▼

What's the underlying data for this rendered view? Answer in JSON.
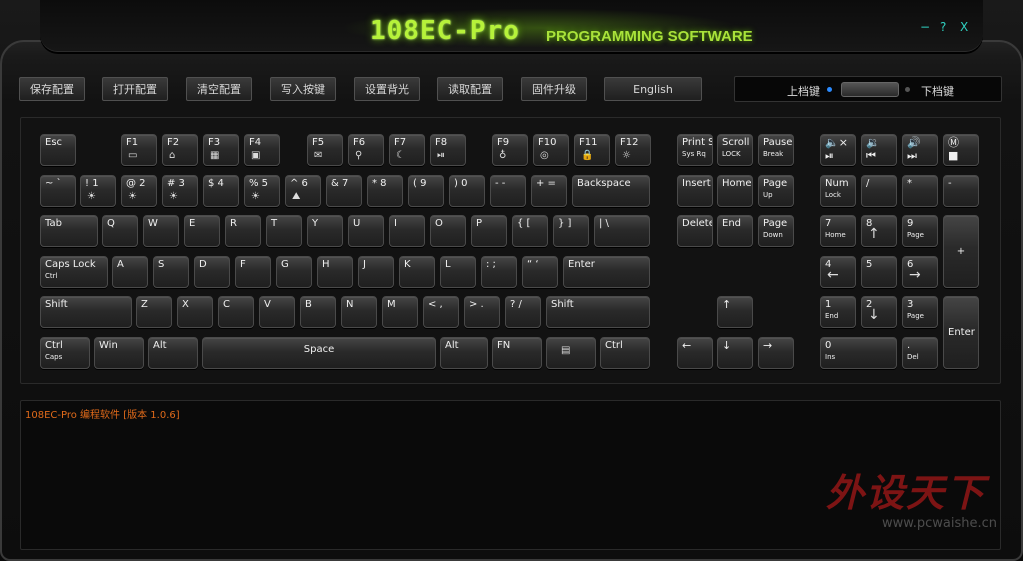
{
  "window": {
    "title_main": "108EC-Pro",
    "title_sub": "PROGRAMMING SOFTWARE",
    "controls": [
      "−",
      "?",
      "X"
    ]
  },
  "toolbar": {
    "buttons": [
      "保存配置",
      "打开配置",
      "清空配置",
      "写入按键",
      "设置背光",
      "读取配置",
      "固件升级",
      "English"
    ]
  },
  "level_switch": {
    "up_label": "上档键",
    "down_label": "下档键"
  },
  "keys": {
    "esc": [
      "Esc",
      ""
    ],
    "f1": [
      "F1",
      ""
    ],
    "f2": [
      "F2",
      ""
    ],
    "f3": [
      "F3",
      ""
    ],
    "f4": [
      "F4",
      ""
    ],
    "f5": [
      "F5",
      ""
    ],
    "f6": [
      "F6",
      ""
    ],
    "f7": [
      "F7",
      ""
    ],
    "f8": [
      "F8",
      ""
    ],
    "f9": [
      "F9",
      ""
    ],
    "f10": [
      "F10",
      ""
    ],
    "f11": [
      "F11",
      ""
    ],
    "f12": [
      "F12",
      ""
    ],
    "prtsc": [
      "Print Screen",
      "Sys Rq"
    ],
    "scroll": [
      "Scroll",
      "LOCK"
    ],
    "pause": [
      "Pause",
      "Break"
    ],
    "tilde": [
      "~ `",
      ""
    ],
    "n1": [
      "! 1",
      ""
    ],
    "n2": [
      "@ 2",
      ""
    ],
    "n3": [
      "# 3",
      ""
    ],
    "n4": [
      "$ 4",
      ""
    ],
    "n5": [
      "% 5",
      ""
    ],
    "n6": [
      "^ 6",
      ""
    ],
    "n7": [
      "& 7",
      ""
    ],
    "n8": [
      "* 8",
      ""
    ],
    "n9": [
      "( 9",
      ""
    ],
    "n0": [
      ") 0",
      ""
    ],
    "minus": [
      "- -",
      ""
    ],
    "equal": [
      "+ =",
      ""
    ],
    "backspace": [
      "Backspace",
      ""
    ],
    "insert": [
      "Insert",
      ""
    ],
    "home": [
      "Home",
      ""
    ],
    "pgup": [
      "Page",
      "Up"
    ],
    "numlock": [
      "Num",
      "Lock"
    ],
    "npdiv": [
      "/",
      ""
    ],
    "npmul": [
      "*",
      ""
    ],
    "npsub": [
      "-",
      ""
    ],
    "tab": [
      "Tab",
      ""
    ],
    "q": [
      "Q",
      ""
    ],
    "w": [
      "W",
      ""
    ],
    "e": [
      "E",
      ""
    ],
    "r": [
      "R",
      ""
    ],
    "t": [
      "T",
      ""
    ],
    "y": [
      "Y",
      ""
    ],
    "u": [
      "U",
      ""
    ],
    "i": [
      "I",
      ""
    ],
    "o": [
      "O",
      ""
    ],
    "p": [
      "P",
      ""
    ],
    "lbr": [
      "{ [",
      ""
    ],
    "rbr": [
      "} ]",
      ""
    ],
    "bslash": [
      "| \\",
      ""
    ],
    "delete": [
      "Delete",
      ""
    ],
    "end": [
      "End",
      ""
    ],
    "pgdn": [
      "Page",
      "Down"
    ],
    "np7": [
      "7",
      "Home"
    ],
    "np8": [
      "8",
      ""
    ],
    "np9": [
      "9",
      "Page"
    ],
    "npadd": [
      "+",
      ""
    ],
    "caps": [
      "Caps Lock",
      "Ctrl"
    ],
    "a": [
      "A",
      ""
    ],
    "s": [
      "S",
      ""
    ],
    "d": [
      "D",
      ""
    ],
    "f": [
      "F",
      ""
    ],
    "g": [
      "G",
      ""
    ],
    "h": [
      "H",
      ""
    ],
    "j": [
      "J",
      ""
    ],
    "k": [
      "K",
      ""
    ],
    "l": [
      "L",
      ""
    ],
    "semi": [
      ": ;",
      ""
    ],
    "quote": [
      "“ ‘",
      ""
    ],
    "enter": [
      "Enter",
      ""
    ],
    "np4": [
      "4",
      ""
    ],
    "np5": [
      "5",
      ""
    ],
    "np6": [
      "6",
      ""
    ],
    "lshift": [
      "Shift",
      ""
    ],
    "z": [
      "Z",
      ""
    ],
    "x": [
      "X",
      ""
    ],
    "c": [
      "C",
      ""
    ],
    "v": [
      "V",
      ""
    ],
    "b": [
      "B",
      ""
    ],
    "n": [
      "N",
      ""
    ],
    "m": [
      "M",
      ""
    ],
    "comma": [
      "< ,",
      ""
    ],
    "period": [
      "> .",
      ""
    ],
    "slash": [
      "? /",
      ""
    ],
    "rshift": [
      "Shift",
      ""
    ],
    "np1": [
      "1",
      "End"
    ],
    "np2": [
      "2",
      ""
    ],
    "np3": [
      "3",
      "Page"
    ],
    "npenter": [
      "Enter",
      ""
    ],
    "lctrl": [
      "Ctrl",
      "Caps"
    ],
    "win": [
      "Win",
      ""
    ],
    "lalt": [
      "Alt",
      ""
    ],
    "space": [
      "Space",
      ""
    ],
    "ralt": [
      "Alt",
      ""
    ],
    "fn": [
      "FN",
      ""
    ],
    "menu": [
      "",
      ""
    ],
    "rctrl": [
      "Ctrl",
      ""
    ],
    "np0": [
      "0",
      "Ins"
    ],
    "npdot": [
      ".",
      "Del"
    ]
  },
  "log": {
    "line": "108EC-Pro 编程软件 [版本 1.0.6]"
  },
  "watermark": {
    "text": "外设天下",
    "url": "www.pcwaishe.cn"
  }
}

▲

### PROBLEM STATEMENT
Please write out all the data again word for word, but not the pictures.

### TASK ANSWER
What's the underlying data for this rendered view? Answer in JSON.
{
  "window": {
    "title_main": "108EC-Pro",
    "title_sub": "PROGRAMMING SOFTWARE",
    "controls": [
      "−",
      "?",
      "X"
    ]
  },
  "toolbar": {
    "buttons": [
      "保存配置",
      "打开配置",
      "清空配置",
      "写入按键",
      "设置背光",
      "读取配置",
      "固件升级",
      "English"
    ]
  },
  "level_switch": {
    "up_label": "上档键",
    "down_label": "下档键"
  },
  "keys": {
    "esc": [
      "Esc",
      ""
    ],
    "f1": [
      "F1",
      ""
    ],
    "f2": [
      "F2",
      ""
    ],
    "f3": [
      "F3",
      ""
    ],
    "f4": [
      "F4",
      ""
    ],
    "f5": [
      "F5",
      ""
    ],
    "f6": [
      "F6",
      ""
    ],
    "f7": [
      "F7",
      ""
    ],
    "f8": [
      "F8",
      ""
    ],
    "f9": [
      "F9",
      ""
    ],
    "f10": [
      "F10",
      ""
    ],
    "f11": [
      "F11",
      ""
    ],
    "f12": [
      "F12",
      ""
    ],
    "prtsc": [
      "Print Screen",
      "Sys Rq"
    ],
    "scroll": [
      "Scroll",
      "LOCK"
    ],
    "pause": [
      "Pause",
      "Break"
    ],
    "tilde": [
      "~ `",
      ""
    ],
    "n1": [
      "! 1",
      ""
    ],
    "n2": [
      "@ 2",
      ""
    ],
    "n3": [
      "# 3",
      ""
    ],
    "n4": [
      "$ 4",
      ""
    ],
    "n5": [
      "% 5",
      ""
    ],
    "n6": [
      "^ 6",
      ""
    ],
    "n7": [
      "& 7",
      ""
    ],
    "n8": [
      "* 8",
      ""
    ],
    "n9": [
      "( 9",
      ""
    ],
    "n0": [
      ") 0",
      ""
    ],
    "minus": [
      "- -",
      ""
    ],
    "equal": [
      "+ =",
      ""
    ],
    "backspace": [
      "Backspace",
      ""
    ],
    "insert": [
      "Insert",
      ""
    ],
    "home": [
      "Home",
      ""
    ],
    "pgup": [
      "Page",
      "Up"
    ],
    "numlock": [
      "Num",
      "Lock"
    ],
    "npdiv": [
      "/",
      ""
    ],
    "npmul": [
      "*",
      ""
    ],
    "npsub": [
      "-",
      ""
    ],
    "tab": [
      "Tab",
      ""
    ],
    "q": [
      "Q",
      ""
    ],
    "w": [
      "W",
      ""
    ],
    "e": [
      "E",
      ""
    ],
    "r": [
      "R",
      ""
    ],
    "t": [
      "T",
      ""
    ],
    "y": [
      "Y",
      ""
    ],
    "u": [
      "U",
      ""
    ],
    "i": [
      "I",
      ""
    ],
    "o": [
      "O",
      ""
    ],
    "p": [
      "P",
      ""
    ],
    "lbr": [
      "{ [",
      ""
    ],
    "rbr": [
      "} ]",
      ""
    ],
    "bslash": [
      "| \\",
      ""
    ],
    "delete": [
      "Delete",
      ""
    ],
    "end": [
      "End",
      ""
    ],
    "pgdn": [
      "Page",
      "Down"
    ],
    "np7": [
      "7",
      "Home"
    ],
    "np8": [
      "8",
      ""
    ],
    "np9": [
      "9",
      "Page"
    ],
    "npadd": [
      "+",
      ""
    ],
    "caps": [
      "Caps Lock",
      "Ctrl"
    ],
    "a": [
      "A",
      ""
    ],
    "s": [
      "S",
      ""
    ],
    "d": [
      "D",
      ""
    ],
    "f": [
      "F",
      ""
    ],
    "g": [
      "G",
      ""
    ],
    "h": [
      "H",
      ""
    ],
    "j": [
      "J",
      ""
    ],
    "k": [
      "K",
      ""
    ],
    "l": [
      "L",
      ""
    ],
    "semi": [
      ": ;",
      ""
    ],
    "quote": [
      "“ ‘",
      ""
    ],
    "enter": [
      "Enter",
      ""
    ],
    "np4": [
      "4",
      ""
    ],
    "np5": [
      "5",
      ""
    ],
    "np6": [
      "6",
      ""
    ],
    "lshift": [
      "Shift",
      ""
    ],
    "z": [
      "Z",
      ""
    ],
    "x": [
      "X",
      ""
    ],
    "c": [
      "C",
      ""
    ],
    "v": [
      "V",
      ""
    ],
    "b": [
      "B",
      ""
    ],
    "n": [
      "N",
      ""
    ],
    "m": [
      "M",
      ""
    ],
    "comma": [
      "< ,",
      ""
    ],
    "period": [
      "> .",
      ""
    ],
    "slash": [
      "? /",
      ""
    ],
    "rshift": [
      "Shift",
      ""
    ],
    "np1": [
      "1",
      "End"
    ],
    "np2": [
      "2",
      ""
    ],
    "np3": [
      "3",
      "Page"
    ],
    "npenter": [
      "Enter",
      ""
    ],
    "lctrl": [
      "Ctrl",
      "Caps"
    ],
    "win": [
      "Win",
      ""
    ],
    "lalt": [
      "Alt",
      ""
    ],
    "space": [
      "Space",
      ""
    ],
    "ralt": [
      "Alt",
      ""
    ],
    "fn": [
      "FN",
      ""
    ],
    "menu": [
      "",
      ""
    ],
    "rctrl": [
      "Ctrl",
      ""
    ],
    "np0": [
      "0",
      "Ins"
    ],
    "npdot": [
      ".",
      "Del"
    ]
  },
  "log": {
    "line": "108EC-Pro 编程软件 [版本 1.0.6]"
  },
  "watermark": {
    "text": "外设天下",
    "url": "www.pcwaishe.cn"
  }
}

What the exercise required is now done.